▶ **About this exercise**
What you return must match the records below exactly, down to each character.
....................
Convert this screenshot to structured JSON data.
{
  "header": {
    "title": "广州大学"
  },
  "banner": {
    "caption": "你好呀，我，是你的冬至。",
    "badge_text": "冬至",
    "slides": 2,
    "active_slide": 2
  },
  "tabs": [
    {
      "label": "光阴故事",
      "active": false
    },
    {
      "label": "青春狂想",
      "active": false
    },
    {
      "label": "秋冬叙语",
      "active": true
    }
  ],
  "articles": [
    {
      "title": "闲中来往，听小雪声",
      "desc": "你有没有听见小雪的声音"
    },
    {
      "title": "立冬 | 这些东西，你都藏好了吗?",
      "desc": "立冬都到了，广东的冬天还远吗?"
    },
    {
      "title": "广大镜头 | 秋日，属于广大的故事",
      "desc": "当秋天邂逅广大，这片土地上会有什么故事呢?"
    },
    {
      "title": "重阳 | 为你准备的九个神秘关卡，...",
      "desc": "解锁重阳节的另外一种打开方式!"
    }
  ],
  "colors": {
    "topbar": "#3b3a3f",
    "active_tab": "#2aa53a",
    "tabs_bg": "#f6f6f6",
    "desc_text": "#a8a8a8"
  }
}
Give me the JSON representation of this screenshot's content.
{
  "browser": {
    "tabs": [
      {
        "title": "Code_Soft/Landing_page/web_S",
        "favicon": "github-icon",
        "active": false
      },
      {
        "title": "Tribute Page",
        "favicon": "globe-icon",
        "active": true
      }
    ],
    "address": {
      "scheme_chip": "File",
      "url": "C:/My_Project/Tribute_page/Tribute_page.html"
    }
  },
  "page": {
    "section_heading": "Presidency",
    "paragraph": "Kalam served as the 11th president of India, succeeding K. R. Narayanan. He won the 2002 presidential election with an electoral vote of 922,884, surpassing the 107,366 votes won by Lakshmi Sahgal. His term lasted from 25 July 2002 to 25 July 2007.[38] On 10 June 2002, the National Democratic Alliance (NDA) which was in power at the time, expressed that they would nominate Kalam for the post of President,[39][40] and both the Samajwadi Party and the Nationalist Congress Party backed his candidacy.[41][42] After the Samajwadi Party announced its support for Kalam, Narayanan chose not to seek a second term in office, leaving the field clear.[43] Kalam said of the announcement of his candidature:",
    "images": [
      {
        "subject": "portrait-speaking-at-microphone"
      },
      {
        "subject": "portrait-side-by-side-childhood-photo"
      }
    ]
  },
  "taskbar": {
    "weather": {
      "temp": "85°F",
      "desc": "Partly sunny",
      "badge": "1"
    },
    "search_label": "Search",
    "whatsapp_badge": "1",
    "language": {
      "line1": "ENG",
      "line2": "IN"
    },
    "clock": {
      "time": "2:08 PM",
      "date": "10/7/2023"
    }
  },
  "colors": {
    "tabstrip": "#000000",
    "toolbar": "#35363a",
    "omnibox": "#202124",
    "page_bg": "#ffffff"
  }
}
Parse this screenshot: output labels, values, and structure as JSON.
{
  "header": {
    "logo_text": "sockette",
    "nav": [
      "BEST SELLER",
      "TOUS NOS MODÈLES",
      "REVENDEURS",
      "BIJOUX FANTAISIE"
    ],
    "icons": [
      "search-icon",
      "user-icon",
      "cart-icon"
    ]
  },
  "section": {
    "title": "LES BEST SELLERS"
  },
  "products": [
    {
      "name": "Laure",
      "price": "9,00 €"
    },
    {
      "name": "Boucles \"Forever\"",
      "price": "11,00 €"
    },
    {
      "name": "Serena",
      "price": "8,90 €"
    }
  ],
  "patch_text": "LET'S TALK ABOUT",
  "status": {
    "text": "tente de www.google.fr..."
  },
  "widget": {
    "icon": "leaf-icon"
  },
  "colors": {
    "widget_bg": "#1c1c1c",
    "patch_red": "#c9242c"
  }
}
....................
▶ **Reply**
Convert this screenshot to structured JSON data.
{
  "header": {
    "title": "广州大学"
  },
  "banner": {
    "caption": "你好呀，我，是你的冬至。",
    "badge_text": "冬至",
    "slides": 2,
    "active_slide": 2
  },
  "tabs": [
    {
      "label": "光阴故事",
      "active": false
    },
    {
      "label": "青春狂想",
      "active": false
    },
    {
      "label": "秋冬叙语",
      "active": true
    }
  ],
  "articles": [
    {
      "title": "闲中来往，听小雪声",
      "desc": "你有没有听见小雪的声音"
    },
    {
      "title": "立冬 | 这些东西，你都藏好了吗?",
      "desc": "立冬都到了，广东的冬天还远吗?"
    },
    {
      "title": "广大镜头 | 秋日，属于广大的故事",
      "desc": "当秋天邂逅广大，这片土地上会有什么故事呢?"
    },
    {
      "title": "重阳 | 为你准备的九个神秘关卡，...",
      "desc": "解锁重阳节的另外一种打开方式!"
    }
  ],
  "colors": {
    "topbar": "#3b3a3f",
    "active_tab": "#2aa53a",
    "tabs_bg": "#f6f6f6",
    "desc_text": "#a8a8a8"
  }
}
Give me the JSON representation of this screenshot's content.
{
  "browser": {
    "tabs": [
      {
        "title": "Code_Soft/Landing_page/web_S",
        "favicon": "github-icon",
        "active": false
      },
      {
        "title": "Tribute Page",
        "favicon": "globe-icon",
        "active": true
      }
    ],
    "address": {
      "scheme_chip": "File",
      "url": "C:/My_Project/Tribute_page/Tribute_page.html"
    }
  },
  "page": {
    "section_heading": "Presidency",
    "paragraph": "Kalam served as the 11th president of India, succeeding K. R. Narayanan. He won the 2002 presidential election with an electoral vote of 922,884, surpassing the 107,366 votes won by Lakshmi Sahgal. His term lasted from 25 July 2002 to 25 July 2007.[38] On 10 June 2002, the National Democratic Alliance (NDA) which was in power at the time, expressed that they would nominate Kalam for the post of President,[39][40] and both the Samajwadi Party and the Nationalist Congress Party backed his candidacy.[41][42] After the Samajwadi Party announced its support for Kalam, Narayanan chose not to seek a second term in office, leaving the field clear.[43] Kalam said of the announcement of his candidature:",
    "images": [
      {
        "subject": "portrait-speaking-at-microphone"
      },
      {
        "subject": "portrait-side-by-side-childhood-photo"
      }
    ]
  },
  "taskbar": {
    "weather": {
      "temp": "85°F",
      "desc": "Partly sunny",
      "badge": "1"
    },
    "search_label": "Search",
    "whatsapp_badge": "1",
    "language": {
      "line1": "ENG",
      "line2": "IN"
    },
    "clock": {
      "time": "2:08 PM",
      "date": "10/7/2023"
    }
  },
  "colors": {
    "tabstrip": "#000000",
    "toolbar": "#35363a",
    "omnibox": "#202124",
    "page_bg": "#ffffff"
  }
}
Parse this screenshot: output labels, values, and structure as JSON.
{
  "header": {
    "logo_text": "sockette",
    "nav": [
      "BEST SELLER",
      "TOUS NOS MODÈLES",
      "REVENDEURS",
      "BIJOUX FANTAISIE"
    ],
    "icons": [
      "search-icon",
      "user-icon",
      "cart-icon"
    ]
  },
  "section": {
    "title": "LES BEST SELLERS"
  },
  "products": [
    {
      "name": "Laure",
      "price": "9,00 €"
    },
    {
      "name": "Boucles \"Forever\"",
      "price": "11,00 €"
    },
    {
      "name": "Serena",
      "price": "8,90 €"
    }
  ],
  "patch_text": "LET'S TALK ABOUT",
  "status": {
    "text": "tente de www.google.fr..."
  },
  "widget": {
    "icon": "leaf-icon"
  },
  "colors": {
    "widget_bg": "#1c1c1c",
    "patch_red": "#c9242c"
  }
}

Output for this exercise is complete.